This was according to the fourth annual South African Restructuring Outlook 2017 survey released by Deloitte last week.
Deloitte, however, noted that an important caveat was that this positive sentiment might have weakened in the wake of South Africa’s sovereign debt rating downgrades by S&P Global Ratings and Fitch Ratings, which occurred shortly after the survey was conducted.
“We surveyed a cross-section of restructuring specialists in South Africa to obtain a better understanding of where the industry is now and what their expectations are for the next 12 months,” said Deloitte’s associate director of restructuring services, Daniel Terblanche.
“Respondents represented a selected mix of commercial banks, development finance institutions, lawyers, business rescue practitioners, academia and other key professionals.”
The results highlighted the importance of identifying distress early and the risks of value erosion that business rescue could bring if not managed carefully, such as the discontinuation of supplies into a business or higher employee attrition rates.
Protecting the business was still ranked as the top priority of a restructuring project, with the preservation of employment becoming increasingly prominent.
Early identification of financial distress remained one of the main areas where restructuring professionals believed the local restructuring industry could be improved.
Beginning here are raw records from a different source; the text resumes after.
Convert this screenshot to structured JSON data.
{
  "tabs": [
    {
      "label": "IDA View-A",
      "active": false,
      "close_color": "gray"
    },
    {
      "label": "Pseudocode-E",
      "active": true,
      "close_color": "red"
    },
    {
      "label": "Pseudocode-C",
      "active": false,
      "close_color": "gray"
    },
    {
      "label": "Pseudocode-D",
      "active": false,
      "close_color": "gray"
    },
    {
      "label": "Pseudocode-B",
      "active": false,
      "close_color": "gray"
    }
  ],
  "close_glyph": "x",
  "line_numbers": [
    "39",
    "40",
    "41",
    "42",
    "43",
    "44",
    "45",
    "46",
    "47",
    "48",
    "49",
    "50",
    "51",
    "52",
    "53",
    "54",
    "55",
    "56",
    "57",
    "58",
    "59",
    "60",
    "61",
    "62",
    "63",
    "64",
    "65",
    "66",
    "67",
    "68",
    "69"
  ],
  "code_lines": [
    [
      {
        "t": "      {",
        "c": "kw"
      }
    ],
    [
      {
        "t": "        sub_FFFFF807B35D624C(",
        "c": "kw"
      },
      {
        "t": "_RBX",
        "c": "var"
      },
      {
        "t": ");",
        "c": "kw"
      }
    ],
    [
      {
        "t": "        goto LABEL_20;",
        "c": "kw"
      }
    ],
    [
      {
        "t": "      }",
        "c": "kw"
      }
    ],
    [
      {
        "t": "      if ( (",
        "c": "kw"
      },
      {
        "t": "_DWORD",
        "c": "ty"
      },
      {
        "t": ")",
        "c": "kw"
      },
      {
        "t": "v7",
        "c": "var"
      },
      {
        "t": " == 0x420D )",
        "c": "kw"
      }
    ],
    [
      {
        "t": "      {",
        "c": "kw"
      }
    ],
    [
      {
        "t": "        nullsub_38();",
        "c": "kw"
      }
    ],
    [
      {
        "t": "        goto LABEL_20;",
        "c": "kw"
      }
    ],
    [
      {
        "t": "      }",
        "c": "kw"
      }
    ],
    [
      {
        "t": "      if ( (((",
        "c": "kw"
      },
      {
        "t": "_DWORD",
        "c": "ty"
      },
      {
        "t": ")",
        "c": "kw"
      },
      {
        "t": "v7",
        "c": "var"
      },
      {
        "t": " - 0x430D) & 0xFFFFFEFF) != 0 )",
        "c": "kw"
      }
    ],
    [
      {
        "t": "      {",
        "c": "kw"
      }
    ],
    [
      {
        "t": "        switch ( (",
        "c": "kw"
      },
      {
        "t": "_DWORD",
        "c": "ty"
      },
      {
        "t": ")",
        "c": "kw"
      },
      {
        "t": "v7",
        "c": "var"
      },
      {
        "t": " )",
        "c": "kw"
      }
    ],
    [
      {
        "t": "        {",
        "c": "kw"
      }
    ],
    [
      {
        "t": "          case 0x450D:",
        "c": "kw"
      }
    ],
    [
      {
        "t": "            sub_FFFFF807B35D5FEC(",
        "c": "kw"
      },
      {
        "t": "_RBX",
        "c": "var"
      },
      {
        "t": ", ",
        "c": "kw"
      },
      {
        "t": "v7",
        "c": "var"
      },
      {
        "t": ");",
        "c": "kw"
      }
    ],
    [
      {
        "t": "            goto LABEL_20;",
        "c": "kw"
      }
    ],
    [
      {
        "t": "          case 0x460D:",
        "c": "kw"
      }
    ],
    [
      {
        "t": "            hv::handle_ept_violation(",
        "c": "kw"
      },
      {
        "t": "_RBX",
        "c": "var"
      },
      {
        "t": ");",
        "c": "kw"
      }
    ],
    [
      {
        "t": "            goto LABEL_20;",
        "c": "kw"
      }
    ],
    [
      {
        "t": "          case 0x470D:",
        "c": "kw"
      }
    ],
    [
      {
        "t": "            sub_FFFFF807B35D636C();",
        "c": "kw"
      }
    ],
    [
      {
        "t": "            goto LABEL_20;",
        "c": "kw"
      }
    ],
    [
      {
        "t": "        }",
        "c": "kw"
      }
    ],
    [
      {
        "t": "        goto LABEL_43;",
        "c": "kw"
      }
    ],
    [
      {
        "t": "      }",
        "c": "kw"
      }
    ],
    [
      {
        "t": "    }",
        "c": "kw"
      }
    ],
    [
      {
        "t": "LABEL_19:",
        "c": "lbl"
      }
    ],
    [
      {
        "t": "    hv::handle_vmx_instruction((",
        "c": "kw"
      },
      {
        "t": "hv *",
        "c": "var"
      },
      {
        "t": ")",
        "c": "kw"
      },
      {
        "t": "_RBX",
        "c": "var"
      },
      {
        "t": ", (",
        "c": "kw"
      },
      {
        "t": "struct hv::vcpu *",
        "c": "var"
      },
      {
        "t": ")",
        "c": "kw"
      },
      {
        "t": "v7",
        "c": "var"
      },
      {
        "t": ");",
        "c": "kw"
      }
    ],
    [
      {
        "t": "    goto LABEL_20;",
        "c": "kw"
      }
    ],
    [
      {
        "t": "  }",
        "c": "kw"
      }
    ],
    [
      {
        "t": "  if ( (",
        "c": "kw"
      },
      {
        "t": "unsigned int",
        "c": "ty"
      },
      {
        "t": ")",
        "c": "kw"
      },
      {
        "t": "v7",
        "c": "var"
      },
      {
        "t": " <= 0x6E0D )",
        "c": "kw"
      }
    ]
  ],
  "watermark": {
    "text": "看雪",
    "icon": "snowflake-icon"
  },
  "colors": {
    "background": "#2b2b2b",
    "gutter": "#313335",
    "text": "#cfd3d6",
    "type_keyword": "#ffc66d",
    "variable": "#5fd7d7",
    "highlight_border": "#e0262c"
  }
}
“An increase in volatility can be expected across the South African economy and the ability to identify financial distress early by management and boards of directors, accompanied with the imperative need for restructuring practices, both informal and formal, to develop and become more dynamic, is more critical now than ever before” said Deloitte’s head of restructuring services, Nisha Dharamlall.
Respondents believed that the retail sector was the most at risk of distress in the next 12 months, followed by the agricultural and construction sectors.
The increased focus on the retail sector followed the highly publicised restructuring and the ongoing business rescue of well-known house brands in the local market.
Agriculture was forecast to be the next most-at-risk sector, having been chosen by 53.6percent of respondents, even after the El Niño drought came to an end in the summer rainfall region. While the rains in this region might have helped growing conditions, the appearance of “zombie companies” as conditions improved remained a risk. Forecasters predicted a return of adverse weather patterns in the 2017/18 season, which would cause serious concerns again for this sector.
The construction sector remained one of the sectors most at risk of financial distress in the next year, retaining its topthree position for the fourth consecutive year.
Resources remained a concern for 42.9percent of respondents as a result of market prices remaining relatively low compared with the commodity price boom of 2000 to 2014. The lack of competitiveness in sectors such as steel globally was identified as a concern.
Solvent restructurings were expected to be the most common route to rescuing a company in distress, with the injection of new equity via the sale of the business, a new equity raise or the sale of non-performing assets being the preferred route.
Business rescue was expected to be the next most used mechanism.